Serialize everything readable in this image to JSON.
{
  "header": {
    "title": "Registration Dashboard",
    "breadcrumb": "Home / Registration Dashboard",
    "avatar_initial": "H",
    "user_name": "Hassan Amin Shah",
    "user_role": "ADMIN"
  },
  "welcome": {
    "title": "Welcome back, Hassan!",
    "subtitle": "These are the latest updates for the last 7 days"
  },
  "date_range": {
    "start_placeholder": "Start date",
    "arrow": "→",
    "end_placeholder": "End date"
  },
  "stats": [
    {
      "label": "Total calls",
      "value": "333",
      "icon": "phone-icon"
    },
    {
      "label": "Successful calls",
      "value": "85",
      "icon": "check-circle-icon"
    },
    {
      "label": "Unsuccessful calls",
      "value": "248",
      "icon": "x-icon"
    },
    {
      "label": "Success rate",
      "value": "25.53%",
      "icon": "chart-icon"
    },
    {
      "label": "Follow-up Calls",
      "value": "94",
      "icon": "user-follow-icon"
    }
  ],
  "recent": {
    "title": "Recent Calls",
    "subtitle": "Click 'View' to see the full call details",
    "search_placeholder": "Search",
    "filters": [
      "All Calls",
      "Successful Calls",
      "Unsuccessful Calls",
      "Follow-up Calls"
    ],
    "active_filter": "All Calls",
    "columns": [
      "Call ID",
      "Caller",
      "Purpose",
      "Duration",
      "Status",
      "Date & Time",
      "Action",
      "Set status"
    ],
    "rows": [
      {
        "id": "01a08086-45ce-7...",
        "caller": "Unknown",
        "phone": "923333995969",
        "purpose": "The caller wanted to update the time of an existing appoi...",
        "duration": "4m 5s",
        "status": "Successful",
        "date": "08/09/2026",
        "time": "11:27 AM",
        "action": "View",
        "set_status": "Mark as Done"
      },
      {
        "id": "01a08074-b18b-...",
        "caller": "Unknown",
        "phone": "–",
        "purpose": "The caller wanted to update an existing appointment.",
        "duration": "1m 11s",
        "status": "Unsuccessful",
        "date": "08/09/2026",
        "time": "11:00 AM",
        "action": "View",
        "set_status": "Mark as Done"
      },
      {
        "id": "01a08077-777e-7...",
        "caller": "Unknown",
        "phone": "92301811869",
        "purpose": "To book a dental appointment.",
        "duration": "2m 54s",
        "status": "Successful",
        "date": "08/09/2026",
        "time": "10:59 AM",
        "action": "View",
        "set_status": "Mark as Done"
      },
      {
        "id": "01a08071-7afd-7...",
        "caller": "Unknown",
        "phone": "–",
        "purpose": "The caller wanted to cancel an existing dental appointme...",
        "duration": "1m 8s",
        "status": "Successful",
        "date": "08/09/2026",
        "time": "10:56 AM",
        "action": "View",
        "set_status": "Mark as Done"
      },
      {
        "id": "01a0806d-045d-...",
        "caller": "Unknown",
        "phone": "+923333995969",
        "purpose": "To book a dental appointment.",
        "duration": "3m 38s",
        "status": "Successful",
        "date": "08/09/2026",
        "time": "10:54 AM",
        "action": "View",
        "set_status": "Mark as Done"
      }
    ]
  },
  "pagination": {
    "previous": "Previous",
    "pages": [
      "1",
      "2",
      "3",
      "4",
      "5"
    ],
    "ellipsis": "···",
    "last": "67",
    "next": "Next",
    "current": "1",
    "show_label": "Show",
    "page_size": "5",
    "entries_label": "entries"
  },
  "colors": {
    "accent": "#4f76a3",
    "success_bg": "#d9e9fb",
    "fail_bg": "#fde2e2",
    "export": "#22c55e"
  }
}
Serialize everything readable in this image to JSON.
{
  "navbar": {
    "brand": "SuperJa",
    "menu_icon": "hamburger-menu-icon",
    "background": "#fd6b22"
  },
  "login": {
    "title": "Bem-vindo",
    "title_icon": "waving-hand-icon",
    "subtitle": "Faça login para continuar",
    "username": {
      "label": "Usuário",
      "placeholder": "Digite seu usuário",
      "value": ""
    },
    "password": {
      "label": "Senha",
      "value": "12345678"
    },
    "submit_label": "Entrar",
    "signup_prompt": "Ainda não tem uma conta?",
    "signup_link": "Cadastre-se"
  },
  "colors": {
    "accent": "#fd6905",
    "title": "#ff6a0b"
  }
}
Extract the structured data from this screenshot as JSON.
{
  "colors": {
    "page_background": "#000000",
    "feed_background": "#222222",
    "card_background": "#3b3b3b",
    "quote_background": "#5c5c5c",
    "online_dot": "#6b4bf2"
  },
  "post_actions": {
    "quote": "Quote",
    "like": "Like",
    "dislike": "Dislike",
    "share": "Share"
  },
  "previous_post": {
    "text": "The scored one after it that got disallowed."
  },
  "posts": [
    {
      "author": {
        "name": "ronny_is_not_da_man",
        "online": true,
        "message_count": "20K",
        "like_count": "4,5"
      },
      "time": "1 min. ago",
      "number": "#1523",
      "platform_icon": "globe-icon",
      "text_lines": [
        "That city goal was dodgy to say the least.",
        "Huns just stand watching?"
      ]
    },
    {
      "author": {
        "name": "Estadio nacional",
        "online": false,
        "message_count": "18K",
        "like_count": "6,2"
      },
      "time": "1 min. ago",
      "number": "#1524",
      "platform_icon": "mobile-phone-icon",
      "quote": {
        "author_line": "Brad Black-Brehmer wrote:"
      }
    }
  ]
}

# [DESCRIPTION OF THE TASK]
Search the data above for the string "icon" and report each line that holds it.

# [EXERCISE ANSWER]
      "icon": "phone-icon"
      "icon": "check-circle-icon"
      "icon": "x-icon"
      "icon": "chart-icon"
      "icon": "user-follow-icon"
    "menu_icon": "hamburger-menu-icon",
    "title_icon": "waving-hand-icon",
      "platform_icon": "globe-icon",
      "platform_icon": "mobile-phone-icon",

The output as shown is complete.